Right-wing Israeli protesters sealed shut 150 public offices, as they stepped up a civil disobedience campaign against Prime Minister Ariel Sharon's Gaza "disengagement" plan. The protesters used super glue and chains to seal the locks of post offices, courts and other buildings at the beginning of the work week. Police say five 16-year-old suspects were arrested.
Settlement activist Israel Meidad.
"Well, at the present moment I think that we could say that first of all we are fighting for democracy, which means that people have a voice," he said. "We don't want to have the government's policies completely override the people's right to protest."

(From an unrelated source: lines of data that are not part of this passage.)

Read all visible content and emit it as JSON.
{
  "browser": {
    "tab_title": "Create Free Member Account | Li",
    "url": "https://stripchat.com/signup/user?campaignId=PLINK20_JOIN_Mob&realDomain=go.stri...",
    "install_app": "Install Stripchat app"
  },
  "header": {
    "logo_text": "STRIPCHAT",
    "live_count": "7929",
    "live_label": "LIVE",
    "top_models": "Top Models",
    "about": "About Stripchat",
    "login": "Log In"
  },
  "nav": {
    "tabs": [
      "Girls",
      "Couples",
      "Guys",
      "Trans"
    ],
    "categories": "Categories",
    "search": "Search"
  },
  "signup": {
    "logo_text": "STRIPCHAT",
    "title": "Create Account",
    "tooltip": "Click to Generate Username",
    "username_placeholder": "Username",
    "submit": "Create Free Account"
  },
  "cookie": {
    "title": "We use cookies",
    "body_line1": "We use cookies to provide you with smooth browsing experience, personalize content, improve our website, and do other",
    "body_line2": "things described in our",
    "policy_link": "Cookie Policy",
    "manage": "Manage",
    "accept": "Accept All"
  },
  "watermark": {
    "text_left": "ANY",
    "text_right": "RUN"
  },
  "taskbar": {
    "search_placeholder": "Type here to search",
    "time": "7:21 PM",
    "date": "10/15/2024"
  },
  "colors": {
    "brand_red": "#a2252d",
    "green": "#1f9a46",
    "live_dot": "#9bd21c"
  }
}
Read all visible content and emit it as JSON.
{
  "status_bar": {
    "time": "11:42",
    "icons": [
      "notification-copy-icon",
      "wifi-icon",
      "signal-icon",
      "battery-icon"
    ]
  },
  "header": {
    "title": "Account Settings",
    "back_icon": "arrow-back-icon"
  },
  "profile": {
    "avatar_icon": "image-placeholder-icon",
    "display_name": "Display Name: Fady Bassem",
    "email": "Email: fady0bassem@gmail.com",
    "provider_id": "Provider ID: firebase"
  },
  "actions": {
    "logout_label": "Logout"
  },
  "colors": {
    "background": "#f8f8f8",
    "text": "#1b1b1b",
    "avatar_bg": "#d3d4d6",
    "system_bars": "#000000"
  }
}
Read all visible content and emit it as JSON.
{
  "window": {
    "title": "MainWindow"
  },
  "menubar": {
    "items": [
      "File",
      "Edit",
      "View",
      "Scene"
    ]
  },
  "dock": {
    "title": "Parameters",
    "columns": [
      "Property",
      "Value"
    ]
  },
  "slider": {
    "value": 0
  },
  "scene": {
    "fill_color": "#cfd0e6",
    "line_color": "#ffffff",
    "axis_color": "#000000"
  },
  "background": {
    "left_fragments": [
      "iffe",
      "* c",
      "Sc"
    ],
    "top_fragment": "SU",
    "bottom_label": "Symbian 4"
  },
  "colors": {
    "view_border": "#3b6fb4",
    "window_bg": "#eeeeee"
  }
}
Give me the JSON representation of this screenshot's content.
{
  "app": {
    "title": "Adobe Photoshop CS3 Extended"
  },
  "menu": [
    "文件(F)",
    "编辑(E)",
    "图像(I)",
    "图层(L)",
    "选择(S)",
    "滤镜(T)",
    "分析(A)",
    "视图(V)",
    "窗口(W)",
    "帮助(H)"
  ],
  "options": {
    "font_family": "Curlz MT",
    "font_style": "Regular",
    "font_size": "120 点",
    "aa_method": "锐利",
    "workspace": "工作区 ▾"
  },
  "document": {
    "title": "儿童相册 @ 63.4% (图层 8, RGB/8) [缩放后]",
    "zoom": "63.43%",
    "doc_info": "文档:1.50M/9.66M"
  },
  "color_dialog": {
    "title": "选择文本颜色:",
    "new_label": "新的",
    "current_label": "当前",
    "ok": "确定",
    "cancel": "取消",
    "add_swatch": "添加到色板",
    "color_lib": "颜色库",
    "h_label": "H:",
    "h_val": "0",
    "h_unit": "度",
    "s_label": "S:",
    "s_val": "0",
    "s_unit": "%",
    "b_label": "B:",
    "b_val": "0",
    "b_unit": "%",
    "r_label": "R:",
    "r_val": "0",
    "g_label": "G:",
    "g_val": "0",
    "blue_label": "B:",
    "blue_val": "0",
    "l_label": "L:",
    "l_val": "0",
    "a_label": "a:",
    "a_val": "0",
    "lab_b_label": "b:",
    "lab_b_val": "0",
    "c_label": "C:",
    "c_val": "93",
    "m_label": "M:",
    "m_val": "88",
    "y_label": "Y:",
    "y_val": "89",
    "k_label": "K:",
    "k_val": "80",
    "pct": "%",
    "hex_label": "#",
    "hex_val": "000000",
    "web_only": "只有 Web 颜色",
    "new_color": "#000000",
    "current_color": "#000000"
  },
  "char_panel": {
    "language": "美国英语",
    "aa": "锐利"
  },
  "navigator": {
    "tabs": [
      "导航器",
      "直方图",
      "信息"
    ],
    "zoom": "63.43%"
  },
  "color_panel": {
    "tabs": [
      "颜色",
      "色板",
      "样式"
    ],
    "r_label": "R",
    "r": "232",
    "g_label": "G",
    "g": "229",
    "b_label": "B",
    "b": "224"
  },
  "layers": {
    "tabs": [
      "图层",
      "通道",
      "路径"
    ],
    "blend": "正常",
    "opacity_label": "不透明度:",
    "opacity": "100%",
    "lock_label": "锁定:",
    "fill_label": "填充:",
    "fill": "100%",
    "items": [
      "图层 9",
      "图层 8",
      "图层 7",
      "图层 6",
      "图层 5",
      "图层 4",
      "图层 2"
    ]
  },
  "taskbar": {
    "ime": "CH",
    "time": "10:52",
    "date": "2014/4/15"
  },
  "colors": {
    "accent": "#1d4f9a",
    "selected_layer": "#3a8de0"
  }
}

The protests came as hawks in Mr. Sharon's ruling Likud party launched a last-ditch
campaign to try to stop the pullout, in which 21 Gaza settlements will be dismantled and eight-thousand Jews removed from their homes. Former Defense Minister Moshe Arens of the Likud says the withdrawal will harm Israeli security.
"I see nothing to compensate for the traumatic experience that we will go through, nothing to compensate for pulling people out of their homes, there's nothing to be gained," Mr. Arens says.
The Likud hawks are warning that Gaza will become a terrorist enclave once Israel pulls out.
Palestinian leader Mahmoud Abbas wants Israel to coordinate the withdrawal with him, saying he will maintain law and order. But so far, Mr. Abbas has failed to seize control of the streets from militant groups. In the West Bank town of Nablus, gunmen raided two Palestinian Authority buildings, demanding guarantees that they won't be disarmed. And in Gaza, militants briefly abducted a Palestinian diplomat.
These acts of lawlessness play on Israeli fears that once the army pulls out, Gaza will plunge into chaos.